GERTZ: No, not all. Almost all about -- we don't know what the rest of it is. I maybe gave him $10 now and again to make sure it was covered by lawyer-client privilege. The issue here is that Sean Hannity and Michael Cohen are both huge liars who are at cross purposes. It's in Cohen's interest to suggest that his legal work for Hannity is a big deal because that way he can argue that it should all be covered by lawyer-client privilege and thus should not be revealed to federal investigators. It's in Hannity's interest to say actually this was nothing because that minimizes the sort of blowback he gets for having a massive conflict of interest on air.
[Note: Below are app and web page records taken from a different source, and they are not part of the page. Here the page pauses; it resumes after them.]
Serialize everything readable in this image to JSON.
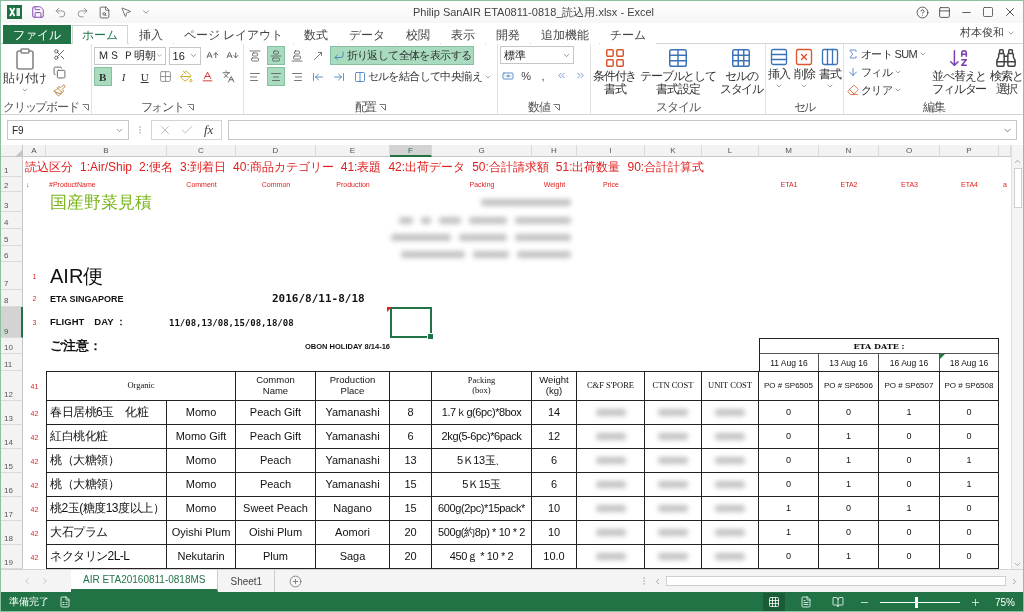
{
  "window": {
    "title": "Philip SanAIR ETA0811-0818_読込用.xlsx - Excel",
    "user": "村本俊和"
  },
  "ribbon_tabs": [
    {
      "label": "ファイル",
      "kind": "file",
      "selected": false
    },
    {
      "label": "ホーム",
      "kind": "tab",
      "selected": true
    },
    {
      "label": "挿入",
      "kind": "tab",
      "selected": false
    },
    {
      "label": "ページ レイアウト",
      "kind": "tab",
      "selected": false
    },
    {
      "label": "数式",
      "kind": "tab",
      "selected": false
    },
    {
      "label": "データ",
      "kind": "tab",
      "selected": false
    },
    {
      "label": "校閲",
      "kind": "tab",
      "selected": false
    },
    {
      "label": "表示",
      "kind": "tab",
      "selected": false
    },
    {
      "label": "開発",
      "kind": "tab",
      "selected": false
    },
    {
      "label": "追加機能",
      "kind": "tab",
      "selected": false
    },
    {
      "label": "チーム",
      "kind": "tab",
      "selected": false
    }
  ],
  "ribbon": {
    "clipboard": {
      "label": "クリップボード",
      "paste": "貼り付け"
    },
    "font": {
      "label": "フォント",
      "font": "ＭＳ Ｐ明朝",
      "size": "16",
      "styles": [
        {
          "label": "B",
          "kind": "bold",
          "selected": true
        },
        {
          "label": "I",
          "kind": "italic",
          "selected": false
        },
        {
          "label": "U",
          "kind": "underline",
          "selected": false
        }
      ]
    },
    "alignment": {
      "label": "配置",
      "vertical": [
        {
          "selected": false
        },
        {
          "selected": true
        },
        {
          "selected": false
        }
      ],
      "horizontal": [
        {
          "selected": false
        },
        {
          "selected": true
        },
        {
          "selected": false
        }
      ],
      "wrap": {
        "label": "折り返して全体を表示する",
        "selected": true
      },
      "merge": "セルを結合して中央揃え"
    },
    "number": {
      "label": "数値",
      "format": "標準",
      "symbols": [
        "%",
        ","
      ]
    },
    "styles": {
      "label": "スタイル",
      "buttons": [
        {
          "lines": [
            "条件付き",
            "書式"
          ]
        },
        {
          "lines": [
            "テーブルとして",
            "書式設定"
          ]
        },
        {
          "lines": [
            "セルの",
            "スタイル"
          ]
        }
      ]
    },
    "cells": {
      "label": "セル",
      "buttons": [
        "挿入",
        "削除",
        "書式"
      ]
    },
    "editing": {
      "label": "編集",
      "small": [
        "オート SUM",
        "フィル",
        "クリア"
      ],
      "buttons": [
        {
          "lines": [
            "並べ替えと",
            "フィルター"
          ]
        },
        {
          "lines": [
            "検索と",
            "選択"
          ]
        }
      ]
    }
  },
  "formula_bar": {
    "name_box": "F9",
    "function_label": "fx"
  },
  "sheet": {
    "columns": [
      {
        "label": "A",
        "field": "↓",
        "selected": false
      },
      {
        "label": "B",
        "field": "#ProductName",
        "selected": false
      },
      {
        "label": "C",
        "field": "Comment",
        "selected": false
      },
      {
        "label": "D",
        "field": "Common",
        "selected": false
      },
      {
        "label": "E",
        "field": "Production",
        "selected": false
      },
      {
        "label": "F",
        "selected": true
      },
      {
        "label": "G",
        "field": "Packing",
        "selected": false
      },
      {
        "label": "H",
        "field": "Weight",
        "selected": false
      },
      {
        "label": "I",
        "field": "Price",
        "selected": false
      },
      {
        "label": "K",
        "selected": false
      },
      {
        "label": "L",
        "selected": false
      },
      {
        "label": "M",
        "field": "ETA1",
        "selected": false
      },
      {
        "label": "N",
        "field": "ETA2",
        "selected": false
      },
      {
        "label": "O",
        "field": "ETA3",
        "selected": false
      },
      {
        "label": "P",
        "field": "ETA4",
        "selected": false
      },
      {
        "field": "a"
      }
    ],
    "rows": [
      {
        "label": "1",
        "selected": false
      },
      {
        "label": "2",
        "selected": false
      },
      {
        "label": "3",
        "selected": false
      },
      {
        "label": "4",
        "selected": false
      },
      {
        "label": "5",
        "selected": false
      },
      {
        "label": "6",
        "selected": false
      },
      {
        "label": "7",
        "selected": false
      },
      {
        "label": "8",
        "selected": false
      },
      {
        "label": "9",
        "selected": true
      },
      {
        "label": "10",
        "selected": false
      },
      {
        "label": "11",
        "selected": false
      },
      {
        "label": "12",
        "selected": false
      },
      {
        "label": "13",
        "selected": false
      },
      {
        "label": "14",
        "selected": false
      },
      {
        "label": "15",
        "selected": false
      },
      {
        "label": "16",
        "selected": false
      },
      {
        "label": "17",
        "selected": false
      },
      {
        "label": "18",
        "selected": false
      },
      {
        "label": "19",
        "selected": false
      }
    ],
    "legend": [
      "読込区分",
      "1:Air/Ship",
      "2:便名",
      "3:到着日",
      "40:商品カテゴリー",
      "41:表題",
      "42:出荷データ",
      "50:合計請求額",
      "51:出荷数量",
      "90:合計計算式"
    ],
    "title": "国産野菜見積",
    "heading": {
      "marker": "1",
      "label": "AIR便"
    },
    "eta_line": {
      "marker": "2",
      "label": "ETA SINGAPORE",
      "value": "2016/8/11-8/18"
    },
    "flight_line": {
      "marker": "3",
      "label": "FLIGHT　DAY ：",
      "value": "11/08,13/08,15/08,18/08"
    },
    "notice": {
      "label": "ご注意：",
      "value": "OBON HOLIDAY 8/14-16"
    },
    "cursor": {
      "comment": true
    },
    "eta_box": {
      "title": "ETA DATE :",
      "dates": [
        {
          "label": "11 Aug 16",
          "flagged": false
        },
        {
          "label": "13 Aug 16",
          "flagged": false
        },
        {
          "label": "16 Aug 16",
          "flagged": false
        },
        {
          "label": "18 Aug 16",
          "flagged": true
        }
      ]
    },
    "table": {
      "marker": "41",
      "headers": [
        {
          "label": "Organic",
          "kind": "double"
        },
        {
          "label": "Common\nName",
          "kind": "sans"
        },
        {
          "label": "Production\nPlace",
          "kind": "sans"
        },
        {
          "kind": "blank"
        },
        {
          "label": "Packing\n(box)",
          "kind": "serif"
        },
        {
          "label": "Weight\n(kg)",
          "kind": "sans"
        },
        {
          "label": "C&F S'PORE",
          "kind": "serif"
        },
        {
          "label": "CTN COST",
          "kind": "serif"
        },
        {
          "label": "UNIT COST",
          "kind": "serif"
        },
        {
          "label": "PO # SP6505",
          "kind": "sans"
        },
        {
          "label": "PO # SP6506",
          "kind": "sans"
        },
        {
          "label": "PO # SP6507",
          "kind": "sans"
        },
        {
          "label": "PO # SP6508",
          "kind": "sans"
        }
      ],
      "rows": [
        {
          "marker": "42",
          "cells": [
            "春日居桃6玉　化粧",
            "Momo",
            "Peach Gift",
            "Yamanashi",
            "8",
            "1.7ｋg(6pc)*8box",
            "14"
          ],
          "po": [
            "0",
            "0",
            "1",
            "0"
          ]
        },
        {
          "marker": "42",
          "cells": [
            "紅白桃化粧",
            "Momo Gift",
            "Peach Gift",
            "Yamanashi",
            "6",
            "2kg(5-6pc)*6pack",
            "12"
          ],
          "po": [
            "0",
            "1",
            "0",
            "0"
          ]
        },
        {
          "marker": "42",
          "cells": [
            "桃（大糖領）",
            "Momo",
            "Peach",
            "Yamanashi",
            "13",
            "5Ｋ13玉、",
            "6"
          ],
          "po": [
            "0",
            "1",
            "0",
            "1"
          ]
        },
        {
          "marker": "42",
          "cells": [
            "桃（大糖領）",
            "Momo",
            "Peach",
            "Yamanashi",
            "15",
            "5Ｋ15玉",
            "6"
          ],
          "po": [
            "0",
            "1",
            "0",
            "1"
          ]
        },
        {
          "marker": "42",
          "cells": [
            "桃2玉(糖度13度以上）",
            "Momo",
            "Sweet Peach",
            "Nagano",
            "15",
            "600g(2pc)*15pack*",
            "10"
          ],
          "po": [
            "1",
            "0",
            "1",
            "0"
          ]
        },
        {
          "marker": "42",
          "cells": [
            "大石プラム",
            "Oyishi Plum",
            "Oishi Plum",
            "Aomori",
            "20",
            "500g(約8p) * 10 * 2",
            "10"
          ],
          "po": [
            "1",
            "0",
            "0",
            "0"
          ]
        },
        {
          "marker": "42",
          "cells": [
            "ネクタリン2L-L",
            "Nekutarin",
            "Plum",
            "Saga",
            "20",
            "450ｇ * 10 * 2",
            "10.0"
          ],
          "po": [
            "0",
            "1",
            "0",
            "0"
          ]
        }
      ]
    }
  },
  "sheet_tabs": [
    {
      "label": "AIR ETA20160811-0818MS",
      "selected": true
    },
    {
      "label": "Sheet1",
      "selected": false
    }
  ],
  "status_bar": {
    "status": "準備完了",
    "views": [
      {
        "selected": true
      },
      {
        "selected": false
      },
      {
        "selected": false
      }
    ],
    "zoom": {
      "label": "75%",
      "level": 0.45
    }
  }
}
So Fox says we didn't know anything about this conflict of interest, but I think the rest of the statement was something like we have reviewed it and talked with Sean and we fully support him. And that's it. There's no indication here that Sean did anything wrong, that they plan to do --
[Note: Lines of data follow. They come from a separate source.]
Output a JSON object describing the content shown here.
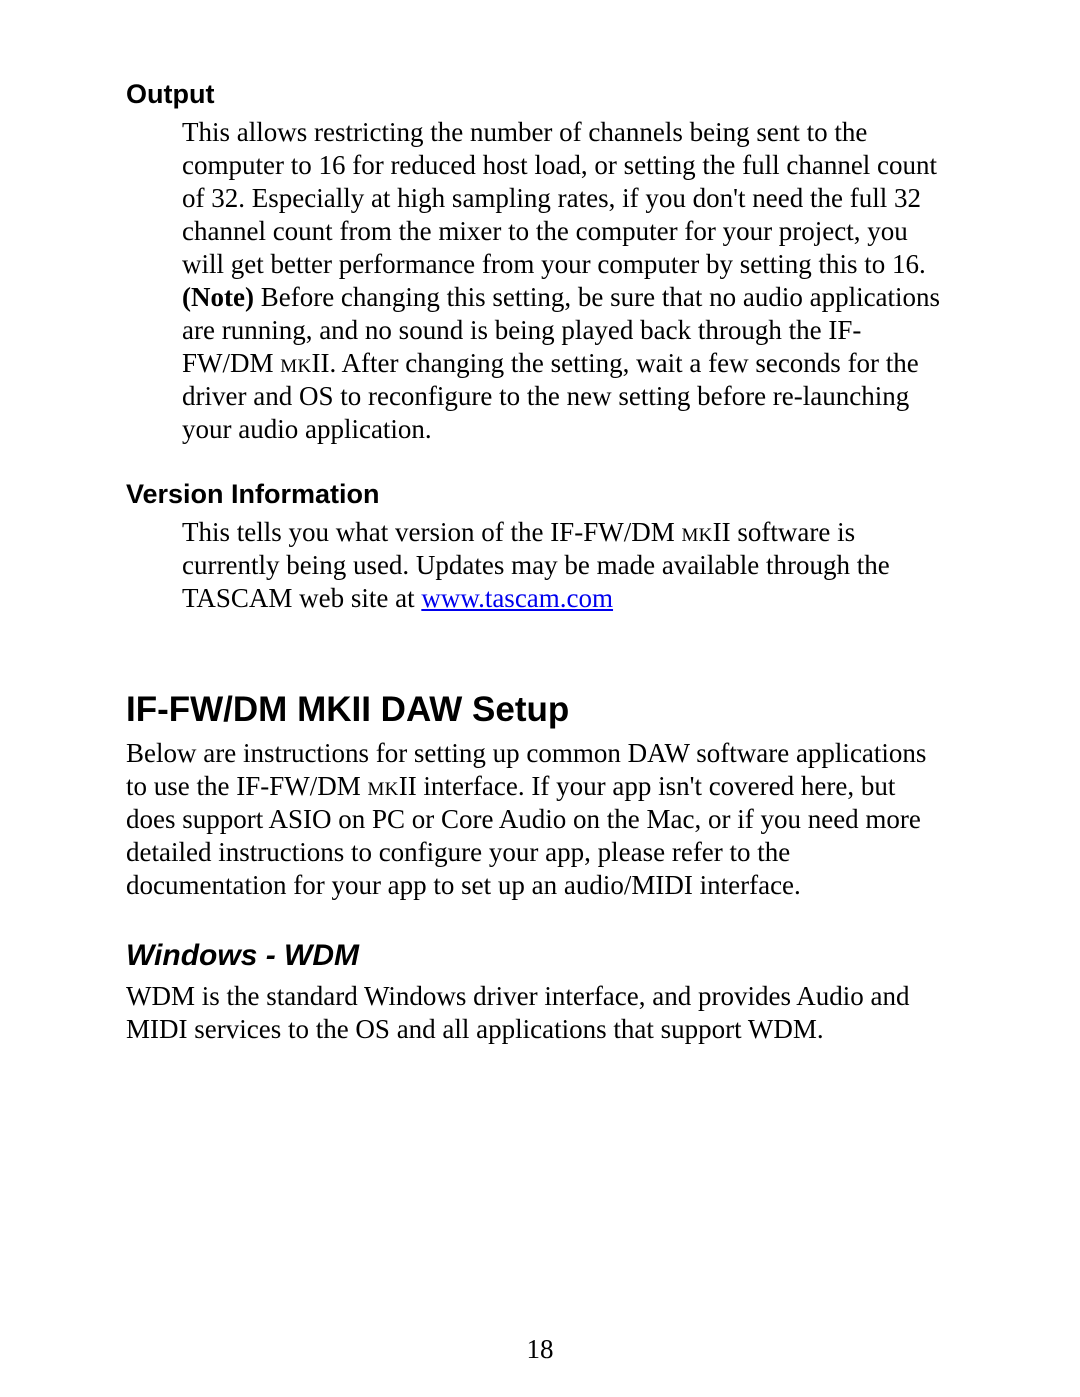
{
  "sections": {
    "output": {
      "heading": "Output",
      "para1": "This allows restricting the number of channels being sent to the computer to 16 for reduced host load, or setting the full channel count of 32. Especially at high sampling rates, if you don't need the full 32 channel count from the mixer to the computer for your project, you will get better performance from your computer by setting this to 16.",
      "note_label": "(Note)",
      "note_text": " Before changing this setting, be sure that no audio applications are running, and no sound is being played back through the IF-FW/DM ",
      "note_sc": "mk",
      "note_text2": "II. After changing the setting, wait a few seconds for the driver and OS to reconfigure to the new setting before re-launching your audio application."
    },
    "version": {
      "heading": "Version Information",
      "para_a": "This tells you what version of the IF-FW/DM ",
      "para_sc": "mk",
      "para_b": "II software is currently being used. Updates may be made available through the TASCAM web site at ",
      "link_text": "www.tascam.com",
      "link_href": "http://www.tascam.com"
    },
    "daw": {
      "heading_a": "IF-FW/DM ",
      "heading_sc": "MK",
      "heading_b": "II DAW Setup",
      "para_a": "Below are instructions for setting up common DAW software applications to use the IF-FW/DM ",
      "para_sc": "mk",
      "para_b": "II interface.  If your app isn't covered here, but does support ASIO on PC or Core Audio on the Mac, or if you need more detailed instructions to configure your app, please refer to the documentation for your app to set up an audio/MIDI interface."
    },
    "wdm": {
      "heading": "Windows - WDM",
      "para": "WDM is the standard Windows driver interface, and provides Audio and MIDI services to the OS and all applications that support WDM."
    }
  },
  "page_number": "18"
}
PRESS: They don't say anything at all.
GERTZ: Yeah, no. There's no indication of wrongdoing. There's no indication that this is in some way against some sort of Fox ethics rules, which is kind of a hilarious idea in the first place. There's nothing in there that says Sean Hannity won't be allowed to do this again, or we're going to take some steps to make sure if there are any other conflicts of interest they'll be disclosed. Or this particular conflict of interest would be disclosed in the future. And there's no name on the statement, which is really the sort of cherry on top, right? It's a statement from Fox News, not a statement from a particular person, so no one's responsible or accountable, which is basically how things work at Fox in general.
PRESS: So nobody at Fox News owns up to this statement.
GERTZ: No. It's a statement from Fox News. So this is basically -- and this is why I say it's expected -- this is how things works at Fox News. There are no rules for someone like Sean Hannity. There are none at all. He can do what he wants. Occasionally he will overstep a line in some way that creates a scandal that leads to Fox saying something, but there's never any actual disciplinary action --
PRESS: No consequences.
GERTZ: No consequences. No consequences, no accountability.
PETER OGBURN (THE BILL PRESS SHOW PRODUCER): We have talked about this before, right? When Roger Ailes was still around. He was Fox News. He ran Fox News, and if it wasn't him it was Bill Shine. Both of them are gone now. And who there is going to be able to talk to Sean Hannity and tell Sean Hannity you can't do that, that's bad for the network. Because it's kind of Sean Hannity's network now. There is no Roger Ailes, there is no Bill Shine, there's nobody really in charge that is able to go to someone like Sean Hannity who's been there essentially from the get-go and say this is bad for our network. Because who's going to tell him? Who knows better than Sean Hannity?
To watch the full interview, click here.